International Urology and Nephrology

, Volume 45, Issue 3, pp 679–686

The role of duloxetine in stress urinary incontinence: a systematic review and meta-analysis

  • Jinhong Li
  • Lu Yang
  • Chunxiao Pu
  • Yin Tang
  • Haichao Yun
  • Ping Han
Urology - Original Paper

DOI: 10.1007/s11255-013-0410-6

Cite this article as:
Li, J., Yang, L., Pu, C. et al. Int Urol Nephrol (2013) 45: 679. doi:10.1007/s11255-013-0410-6

Abstract

Objectives

This systematic review determined whether the duloxetine can get more benefits versus placebo in managing women with stress urinary incontinence (SUI) all over the world.

Methods
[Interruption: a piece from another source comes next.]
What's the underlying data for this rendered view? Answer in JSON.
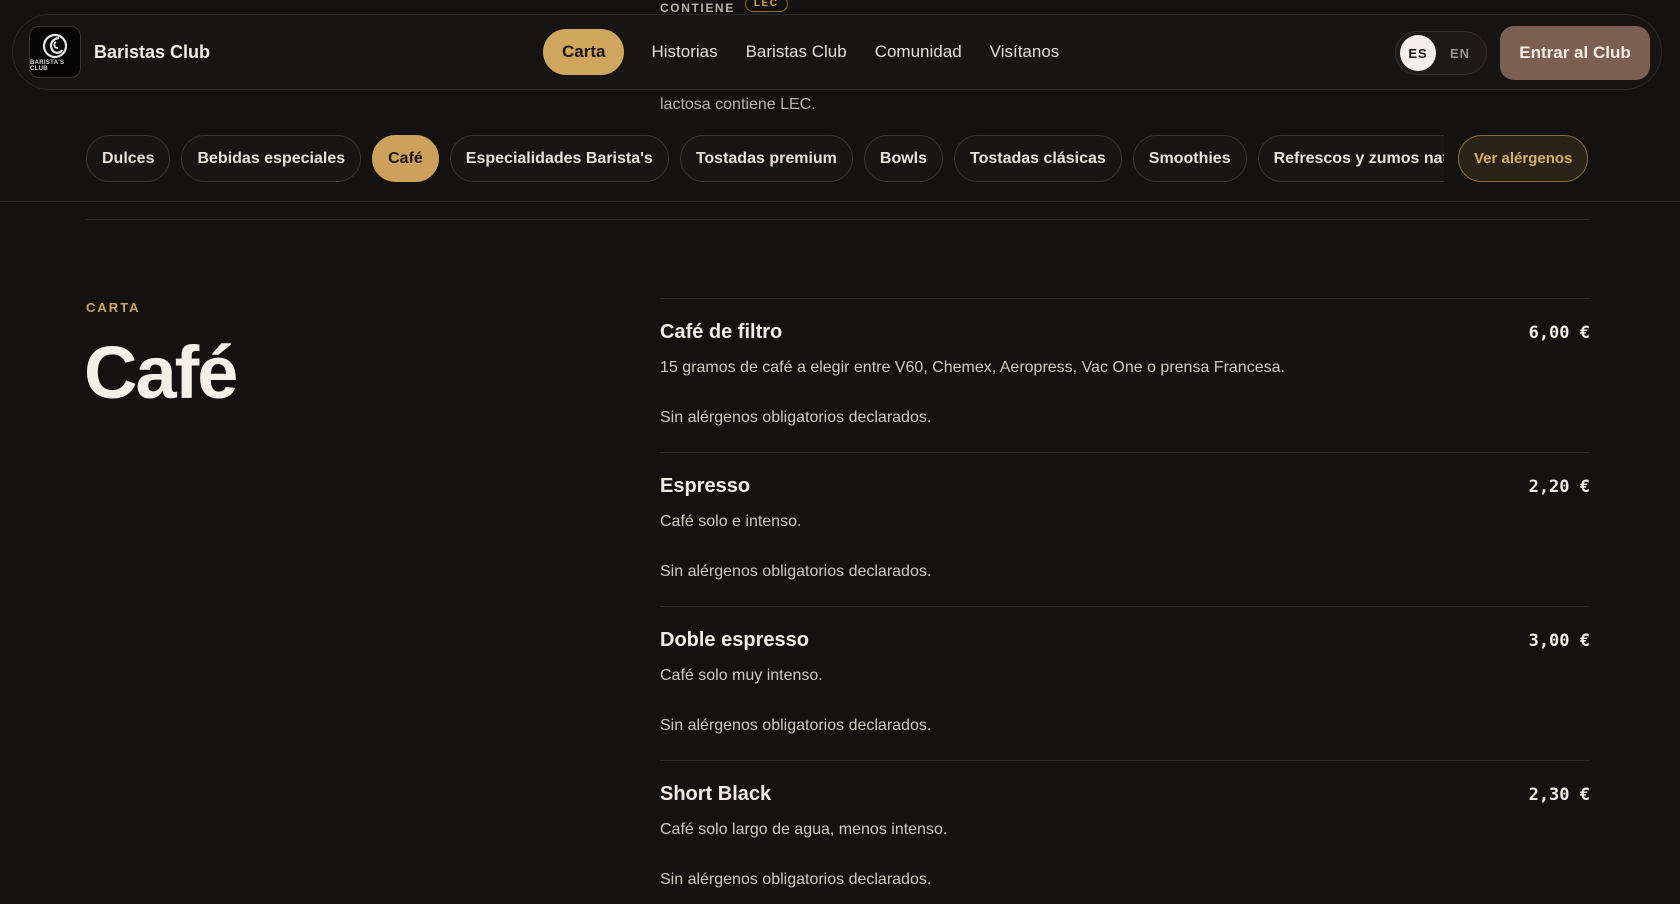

We performed a systematic review and meta-analysis of randomized controlled trials (RCTs) comparing duloxetine with placebo in these patients. The eligible RCTs were identified from the following electronic databases: Cochrane CENTRAL, Medline and EMBASE. We treated the incontinence episode frequency (IEF) as the main outcome, and the secondary outcomes were cured, average voiding interval, incontinence quality of life (I-QOL), treatment-emergent adverse events (TEAEs) and discontinuation.
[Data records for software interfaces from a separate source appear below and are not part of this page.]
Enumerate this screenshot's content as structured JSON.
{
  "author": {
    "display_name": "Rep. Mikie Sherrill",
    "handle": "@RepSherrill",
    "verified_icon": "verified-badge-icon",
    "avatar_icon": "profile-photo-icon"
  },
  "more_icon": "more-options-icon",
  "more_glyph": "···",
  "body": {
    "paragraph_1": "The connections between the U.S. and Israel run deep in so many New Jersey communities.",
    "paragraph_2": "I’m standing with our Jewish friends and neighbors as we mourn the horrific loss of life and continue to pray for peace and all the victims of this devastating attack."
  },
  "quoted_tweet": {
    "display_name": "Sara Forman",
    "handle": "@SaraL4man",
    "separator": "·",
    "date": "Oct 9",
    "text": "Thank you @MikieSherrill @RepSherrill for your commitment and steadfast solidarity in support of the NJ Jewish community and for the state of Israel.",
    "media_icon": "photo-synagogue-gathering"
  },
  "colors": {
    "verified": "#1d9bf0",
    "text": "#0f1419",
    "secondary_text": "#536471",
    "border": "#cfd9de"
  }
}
Results

The review contained ten trials including 5,738 women who were randomized to take duloxetine or placebo. All arms in individual trials were comparable for various baseline characteristics. Individual studies showed a significantly greater decrease in IEF than placebo group. The total IEF responders (defined as a woman who had at least a 50 % decrease in IEF with treatment) within the duloxetine-treated women were more than the placebo-treated women (52.5 vs. 33.7 %; RR = 1.56; 95 %CI, 1.46–1.66; p < 0.00001). TEAEs were commonly experienced by both two groups (62.7 vs. 45.3 %) though they were not critical.

Authors’ conclusions
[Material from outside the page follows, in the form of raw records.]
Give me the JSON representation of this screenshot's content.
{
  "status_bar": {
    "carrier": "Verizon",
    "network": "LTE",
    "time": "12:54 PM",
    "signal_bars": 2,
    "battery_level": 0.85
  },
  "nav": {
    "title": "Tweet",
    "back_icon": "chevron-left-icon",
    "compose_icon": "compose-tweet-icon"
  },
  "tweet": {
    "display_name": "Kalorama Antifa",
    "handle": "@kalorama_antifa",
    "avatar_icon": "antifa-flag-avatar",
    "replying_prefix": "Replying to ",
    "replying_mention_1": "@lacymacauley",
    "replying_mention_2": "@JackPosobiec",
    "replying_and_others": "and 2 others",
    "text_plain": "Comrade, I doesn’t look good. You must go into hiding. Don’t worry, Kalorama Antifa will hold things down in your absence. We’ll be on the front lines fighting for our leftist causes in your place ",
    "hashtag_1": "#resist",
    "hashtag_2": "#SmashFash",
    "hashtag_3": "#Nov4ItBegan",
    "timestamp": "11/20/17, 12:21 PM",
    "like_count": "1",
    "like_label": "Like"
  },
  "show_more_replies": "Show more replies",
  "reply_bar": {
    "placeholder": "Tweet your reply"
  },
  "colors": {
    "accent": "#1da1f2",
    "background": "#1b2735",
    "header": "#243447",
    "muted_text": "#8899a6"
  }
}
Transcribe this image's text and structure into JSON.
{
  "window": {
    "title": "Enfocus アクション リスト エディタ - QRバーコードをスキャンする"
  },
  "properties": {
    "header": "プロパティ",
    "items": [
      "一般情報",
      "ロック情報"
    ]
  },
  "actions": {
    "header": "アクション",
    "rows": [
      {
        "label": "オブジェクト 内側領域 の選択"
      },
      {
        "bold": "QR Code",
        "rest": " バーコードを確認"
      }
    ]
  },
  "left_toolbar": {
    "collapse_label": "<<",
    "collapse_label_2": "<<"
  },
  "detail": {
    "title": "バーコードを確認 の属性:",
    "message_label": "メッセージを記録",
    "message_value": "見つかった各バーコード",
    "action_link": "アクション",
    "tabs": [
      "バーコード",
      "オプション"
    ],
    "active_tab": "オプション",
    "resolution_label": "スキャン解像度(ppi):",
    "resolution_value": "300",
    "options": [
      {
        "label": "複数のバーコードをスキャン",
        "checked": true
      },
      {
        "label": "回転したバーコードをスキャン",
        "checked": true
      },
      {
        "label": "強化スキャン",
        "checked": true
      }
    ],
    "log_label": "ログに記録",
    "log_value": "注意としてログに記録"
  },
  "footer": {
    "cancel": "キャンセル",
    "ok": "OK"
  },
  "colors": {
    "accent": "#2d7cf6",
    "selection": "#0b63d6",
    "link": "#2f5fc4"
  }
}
Our meta-analysis showed that significant efficacy can be found in women treated with a certain dose of duloxetine. The adverse events like nausea, constipation, dry mouth, fatigue etc. are common.

Keywords

Stress urinary incontinenceDuloxetineMedical managementSystematic reviewMeta-analysis

Abbreviations

SUI

Stress urinary incontinence

UI

Urinary incontinence

PFMT

Pelvic floor muscle training

SNRI

Serotonin and noradrenaline reuptake inhibitor

IEF

Incontinence episode frequency

I-QOL

Incontinence quality of life

TEAEs

Treatment-emergent adverse events

Copyright information

© Springer Science+Business Media Dordrecht 2013

Authors and Affiliations

  • Jinhong Li
    • 1
  • Lu Yang
    • 1
  • Chunxiao Pu
    • 1
  • Yin Tang
    • 1
  • Haichao Yun
    • 1
  • Ping Han
    • 1
  1. 1.Department of Urology, West China HospitalSichuan UniversityGuoxue Xiang, ChengduPeople’s Republic of China